The final will consist of three runs, a departure from the two-run format used in Sochi. Again in the final, only each competitor’s best score will count towards the final results. The start order for all three runs will be the inverse of the results from the qualification round (the athlete with the lowest score in qualifying goes first and the athlete with the best score goes last).
Who To Keep Your Eye On Tonight
Make sure to keep your eye on 17-year-old Chloe Kim tonight of Team USA. Kim, only 17, was too young to compete in Sochi, as she was only 13 at the time. However, experts speculate that if she had been given the opportunity to complete, she might have brought home a medal.
“Now that I think about it, I’m really glad I wasn’t able to go,” Kim told NBC Olympics last year. “I don’t think I would’ve been able to take it, to handle the pressure. Emotionally I don’t think I was ready. There’s obviously such a huge difference between 13 and 17. Like, when I was 13, what did I do? Get my nails done and do maybe two or three contests a year. I feel like a lot’s changed. And I didn’t have much experience when it came to a lot of media pressure and sponsors, all that stuff. But now I kind of know, I’ve kind of been through it all. So I think I’ll be a little more prepared for things,” Kim said in an interview with NBC Olympics.
Learn more about Chloe Kim here:
Be sure to watch carefully to see Chloe’s signature trick, the cab 1080. According to NBC. she did a frontside 1080 on one wall of the halfpipe, followed by a cab 1080 on the other wall — in a competition run. She remains the only woman to successfully execute that combo.

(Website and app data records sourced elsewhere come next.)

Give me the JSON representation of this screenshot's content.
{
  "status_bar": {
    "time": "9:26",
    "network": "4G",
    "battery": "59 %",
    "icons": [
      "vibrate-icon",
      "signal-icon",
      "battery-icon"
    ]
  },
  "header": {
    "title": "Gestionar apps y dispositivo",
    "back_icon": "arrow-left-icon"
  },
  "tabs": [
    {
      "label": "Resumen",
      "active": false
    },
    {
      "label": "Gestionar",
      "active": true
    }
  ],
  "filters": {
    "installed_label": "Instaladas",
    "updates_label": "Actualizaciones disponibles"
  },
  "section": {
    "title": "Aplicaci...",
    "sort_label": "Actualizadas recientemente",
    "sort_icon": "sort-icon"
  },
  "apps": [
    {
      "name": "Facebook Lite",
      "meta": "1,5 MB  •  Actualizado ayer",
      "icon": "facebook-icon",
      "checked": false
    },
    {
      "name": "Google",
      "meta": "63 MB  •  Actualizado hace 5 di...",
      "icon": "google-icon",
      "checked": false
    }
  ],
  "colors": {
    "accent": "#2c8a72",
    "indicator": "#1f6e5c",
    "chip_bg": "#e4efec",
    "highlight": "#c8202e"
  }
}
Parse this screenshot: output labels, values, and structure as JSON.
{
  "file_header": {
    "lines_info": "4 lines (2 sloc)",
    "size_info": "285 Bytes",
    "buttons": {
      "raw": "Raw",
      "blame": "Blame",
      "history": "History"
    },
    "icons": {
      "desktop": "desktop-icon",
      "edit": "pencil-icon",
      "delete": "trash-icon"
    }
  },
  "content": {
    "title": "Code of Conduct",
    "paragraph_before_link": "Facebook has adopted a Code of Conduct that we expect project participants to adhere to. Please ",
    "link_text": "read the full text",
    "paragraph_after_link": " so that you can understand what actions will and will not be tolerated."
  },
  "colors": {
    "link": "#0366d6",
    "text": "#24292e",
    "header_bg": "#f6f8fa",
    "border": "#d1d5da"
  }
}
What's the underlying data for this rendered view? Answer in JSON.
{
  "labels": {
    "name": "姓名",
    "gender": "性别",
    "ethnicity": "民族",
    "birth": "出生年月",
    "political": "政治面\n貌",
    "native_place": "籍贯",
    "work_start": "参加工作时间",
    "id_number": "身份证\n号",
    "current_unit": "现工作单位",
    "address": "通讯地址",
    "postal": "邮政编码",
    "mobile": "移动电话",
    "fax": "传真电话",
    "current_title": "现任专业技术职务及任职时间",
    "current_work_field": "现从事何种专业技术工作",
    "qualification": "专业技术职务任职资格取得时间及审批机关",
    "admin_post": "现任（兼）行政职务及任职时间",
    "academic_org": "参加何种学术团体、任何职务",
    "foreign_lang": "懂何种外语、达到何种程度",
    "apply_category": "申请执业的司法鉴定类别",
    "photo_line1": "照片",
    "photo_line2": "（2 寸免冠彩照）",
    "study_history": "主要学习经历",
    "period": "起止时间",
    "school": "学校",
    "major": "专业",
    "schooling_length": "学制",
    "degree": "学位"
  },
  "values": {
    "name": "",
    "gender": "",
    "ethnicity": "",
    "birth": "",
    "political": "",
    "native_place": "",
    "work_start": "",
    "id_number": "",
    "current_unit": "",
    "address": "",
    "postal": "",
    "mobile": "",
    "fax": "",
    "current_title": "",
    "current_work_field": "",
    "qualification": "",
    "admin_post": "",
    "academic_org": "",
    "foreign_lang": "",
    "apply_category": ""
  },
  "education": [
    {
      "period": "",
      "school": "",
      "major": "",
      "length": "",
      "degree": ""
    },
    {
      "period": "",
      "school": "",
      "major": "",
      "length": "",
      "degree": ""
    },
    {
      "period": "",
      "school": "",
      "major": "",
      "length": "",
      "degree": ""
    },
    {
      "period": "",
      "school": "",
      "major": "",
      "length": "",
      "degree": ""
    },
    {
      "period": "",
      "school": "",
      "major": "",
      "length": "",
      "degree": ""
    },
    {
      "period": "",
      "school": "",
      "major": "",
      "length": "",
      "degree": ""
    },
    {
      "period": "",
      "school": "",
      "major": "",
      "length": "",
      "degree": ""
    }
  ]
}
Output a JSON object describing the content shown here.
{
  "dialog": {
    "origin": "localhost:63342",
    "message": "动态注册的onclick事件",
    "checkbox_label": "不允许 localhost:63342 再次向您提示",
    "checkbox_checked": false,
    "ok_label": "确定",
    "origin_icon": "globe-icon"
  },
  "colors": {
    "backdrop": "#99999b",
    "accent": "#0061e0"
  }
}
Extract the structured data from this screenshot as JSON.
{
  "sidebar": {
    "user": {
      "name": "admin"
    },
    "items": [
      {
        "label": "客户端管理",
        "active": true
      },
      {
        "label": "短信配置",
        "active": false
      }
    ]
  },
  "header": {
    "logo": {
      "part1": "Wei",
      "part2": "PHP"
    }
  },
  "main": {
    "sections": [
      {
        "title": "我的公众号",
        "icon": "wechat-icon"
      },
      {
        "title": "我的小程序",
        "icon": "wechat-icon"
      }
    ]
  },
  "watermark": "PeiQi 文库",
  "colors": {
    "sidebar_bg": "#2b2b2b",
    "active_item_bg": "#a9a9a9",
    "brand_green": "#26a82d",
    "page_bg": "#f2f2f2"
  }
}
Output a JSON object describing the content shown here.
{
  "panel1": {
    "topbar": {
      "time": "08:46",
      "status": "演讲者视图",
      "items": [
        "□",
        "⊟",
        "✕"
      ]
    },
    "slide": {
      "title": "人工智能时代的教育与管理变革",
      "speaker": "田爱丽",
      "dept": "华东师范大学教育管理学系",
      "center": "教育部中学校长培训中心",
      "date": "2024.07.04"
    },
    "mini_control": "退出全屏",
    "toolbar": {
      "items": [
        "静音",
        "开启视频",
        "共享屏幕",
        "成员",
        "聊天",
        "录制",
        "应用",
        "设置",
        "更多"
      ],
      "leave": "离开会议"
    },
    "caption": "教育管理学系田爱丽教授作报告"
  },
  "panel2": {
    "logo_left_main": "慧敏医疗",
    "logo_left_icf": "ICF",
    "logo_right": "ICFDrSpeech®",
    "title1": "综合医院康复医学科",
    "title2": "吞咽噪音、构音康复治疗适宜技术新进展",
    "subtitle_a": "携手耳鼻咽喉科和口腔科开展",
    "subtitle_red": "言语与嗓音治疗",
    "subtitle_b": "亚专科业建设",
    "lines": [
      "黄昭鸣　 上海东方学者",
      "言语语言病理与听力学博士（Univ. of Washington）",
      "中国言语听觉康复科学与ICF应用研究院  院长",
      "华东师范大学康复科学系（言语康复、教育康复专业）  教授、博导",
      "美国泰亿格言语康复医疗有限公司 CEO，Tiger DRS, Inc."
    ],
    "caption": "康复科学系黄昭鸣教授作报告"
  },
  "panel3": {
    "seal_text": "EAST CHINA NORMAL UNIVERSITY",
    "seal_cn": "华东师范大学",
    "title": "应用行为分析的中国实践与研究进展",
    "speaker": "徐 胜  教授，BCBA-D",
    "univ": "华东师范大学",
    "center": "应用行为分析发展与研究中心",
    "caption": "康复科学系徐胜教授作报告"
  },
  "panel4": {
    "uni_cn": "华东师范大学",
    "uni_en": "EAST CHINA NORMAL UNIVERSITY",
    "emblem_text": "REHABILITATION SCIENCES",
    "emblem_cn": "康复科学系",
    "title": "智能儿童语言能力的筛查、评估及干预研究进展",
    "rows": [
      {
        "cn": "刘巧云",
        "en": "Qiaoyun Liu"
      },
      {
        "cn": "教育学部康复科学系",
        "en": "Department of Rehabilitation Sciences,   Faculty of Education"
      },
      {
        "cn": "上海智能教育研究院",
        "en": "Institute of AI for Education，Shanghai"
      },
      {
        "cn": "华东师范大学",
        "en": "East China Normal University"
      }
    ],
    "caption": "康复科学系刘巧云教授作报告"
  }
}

Returning to the games tonight is veteran Olympian Shaun White, 31, recovering from an injury during which he sustained a massive gash to his face and nose, requiring over 60 stitches. However, White seems undeterred. “However, his preparations for the Games received a bloody nose — literally — when he smashed into the lip of the halfpipe while training in New Zealand in October and needed 62 stitches to his head and face. Crashes go with the territory in the world of halfpipe snowboarding when athletes fly high above the 22ft walls of pipe and perform a series of tricks, twists and upside down turns, with names like double cork 1440 or switch double-cork 1260. White knows the rules of the game, and knew he had to get back in the saddle,” as CNN reports.
Another incredible athlete competing tonight is Kelly Clark, of Team USA, whose profile can be seen here. Clark, a gold medalist, never fails to stun the crowd, and she never fails to disappoint.
So, What Does Halfpipe Snowboarding Look Like in Action?
To get a better idea of what halfpipe snowboarding looks like, take a look at this compilation:
As with most Olympic sports, halfpipe snowboarding is the art of having an incredible skill set, amazing strength, resilience, a refusal to give up, and the ability to make the entire performance look effortless.
Before tuning in to see tonight’s games, check out this video of the women’s finalists: